I've dealt with this quite a bit, good you got a meter, you can fish your hand between the pads of hay on the small squares, I got 25-30 off a load of 200 bales, years back that must have been a wet spot in the field and I spread out a tarp, placed the bales on it spread out, them cut the twine, fed it after some more dry time, did not lose any, but for horses we wait 2 weeks, while whatever happens as it dries or cures, some transition period where there is a concern about feeding fresh hay.
In the field, and its tricky with a belt kicker, we would loosen the bales a bit, then carefully handle and stack those so they would dry, did not lose many, but I don't care for loose bales, but... its the game you play sometimes to get it in. Changes from field to field, sometimes that darned windrow picks up moisture overnight, should have been flipped again, some fields not. Typically its tedded on morning of baling, then raked in the early afternoon and baled soon after, though with a bunch down, you can get ahead of yourself it windrows are left overnight.
I've done 2nd cut and played this game, down for days, tedded, raked and baled myself, and still had a borderline moisture issue, then as a favor to my father, knowing I had some really nice 2nd cut, I bought a bunch of it, and the problem in addition to the moisture, was our ability to store it, one barn too many roof leaks and the other, between watering the footing material, (riding arena) or just not enough ventilation, even with the doors open or what, on top of the stack I lost a bunch of this nice stuff, the regular hay guy even complimented it, we can grow some nice hay where I am 30 miles to the south. We lost a bunch of it, really ticked me off, well, frustrating, not only did I cut, ted, rake, stack behind the darned kicker with a man who would not drop a gear or two and help me a little, only so many wagons, the rest was baled in round, so I am getting nailed in the back of the head with bales, then transfer by hand to a tandem sileage body truck, haul 30 miles, and then toss em off to the help only to lose it to mold, it was borderline, now a hot dry barn would have been no issue with these bales, it would dry further if stacked right. I'm sort of done with bringing any quantity of hay there now, with all the variables, its just a losing proposition, and I never really minded doing it, even with all the work, well except getting hit off the head with those bales, more wagons, would have done it myself. Maybe at some future time, I do enjoy it, even with all the darned equipment and such, just not large scale or high pressure, have to have it, weather screws it up, oh well, there always next time, instead of you have to have it or your livestock will have no feed.

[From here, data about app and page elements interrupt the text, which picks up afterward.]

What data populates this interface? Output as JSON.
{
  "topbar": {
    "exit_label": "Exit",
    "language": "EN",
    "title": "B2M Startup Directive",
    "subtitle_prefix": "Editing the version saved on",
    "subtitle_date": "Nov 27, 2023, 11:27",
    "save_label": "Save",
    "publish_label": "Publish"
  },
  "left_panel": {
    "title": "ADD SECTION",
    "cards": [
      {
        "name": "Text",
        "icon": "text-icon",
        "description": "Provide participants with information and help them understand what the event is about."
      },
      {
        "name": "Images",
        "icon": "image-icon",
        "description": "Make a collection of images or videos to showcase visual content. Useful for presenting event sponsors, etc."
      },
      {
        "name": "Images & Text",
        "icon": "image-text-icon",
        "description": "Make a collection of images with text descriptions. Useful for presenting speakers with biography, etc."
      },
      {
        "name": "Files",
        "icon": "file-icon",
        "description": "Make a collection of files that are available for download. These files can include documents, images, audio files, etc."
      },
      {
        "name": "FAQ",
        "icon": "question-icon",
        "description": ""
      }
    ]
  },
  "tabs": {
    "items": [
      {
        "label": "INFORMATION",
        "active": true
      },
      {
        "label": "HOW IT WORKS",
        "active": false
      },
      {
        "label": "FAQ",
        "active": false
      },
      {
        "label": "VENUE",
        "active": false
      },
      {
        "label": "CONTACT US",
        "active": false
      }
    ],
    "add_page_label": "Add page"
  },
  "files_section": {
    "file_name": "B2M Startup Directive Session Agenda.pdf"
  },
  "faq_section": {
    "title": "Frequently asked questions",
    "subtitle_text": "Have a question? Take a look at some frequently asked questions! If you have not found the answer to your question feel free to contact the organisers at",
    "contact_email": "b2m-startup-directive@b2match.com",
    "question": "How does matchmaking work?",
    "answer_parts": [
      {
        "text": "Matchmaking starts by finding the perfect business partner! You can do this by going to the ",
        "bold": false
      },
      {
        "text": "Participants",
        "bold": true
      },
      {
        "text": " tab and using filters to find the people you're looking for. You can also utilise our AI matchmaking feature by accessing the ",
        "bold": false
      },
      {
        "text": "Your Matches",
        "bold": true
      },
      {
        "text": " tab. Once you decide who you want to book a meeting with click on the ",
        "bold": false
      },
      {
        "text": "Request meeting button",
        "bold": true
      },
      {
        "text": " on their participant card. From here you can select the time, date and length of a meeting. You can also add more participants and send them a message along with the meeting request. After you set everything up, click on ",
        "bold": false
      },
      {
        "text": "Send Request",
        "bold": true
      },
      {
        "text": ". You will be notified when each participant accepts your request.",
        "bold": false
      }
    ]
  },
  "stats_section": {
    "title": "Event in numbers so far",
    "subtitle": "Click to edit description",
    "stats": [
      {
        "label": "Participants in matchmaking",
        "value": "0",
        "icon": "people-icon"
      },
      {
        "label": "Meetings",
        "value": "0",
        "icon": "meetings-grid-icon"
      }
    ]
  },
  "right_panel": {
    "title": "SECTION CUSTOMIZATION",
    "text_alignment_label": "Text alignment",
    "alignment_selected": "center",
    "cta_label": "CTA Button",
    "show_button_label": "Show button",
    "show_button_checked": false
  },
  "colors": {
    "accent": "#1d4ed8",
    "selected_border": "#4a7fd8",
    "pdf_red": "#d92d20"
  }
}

I have on occasion found hot bales, whatever you do, don't get complacent with this, I have seen the horrible results of that nearby, it is amazing at how hot these can get and with round bales, I've never experienced it, but know we have put up some with moisture that was questionable, always second cut in a field that has springs or wet areas ans this year those fields will not be drying out anytime soon.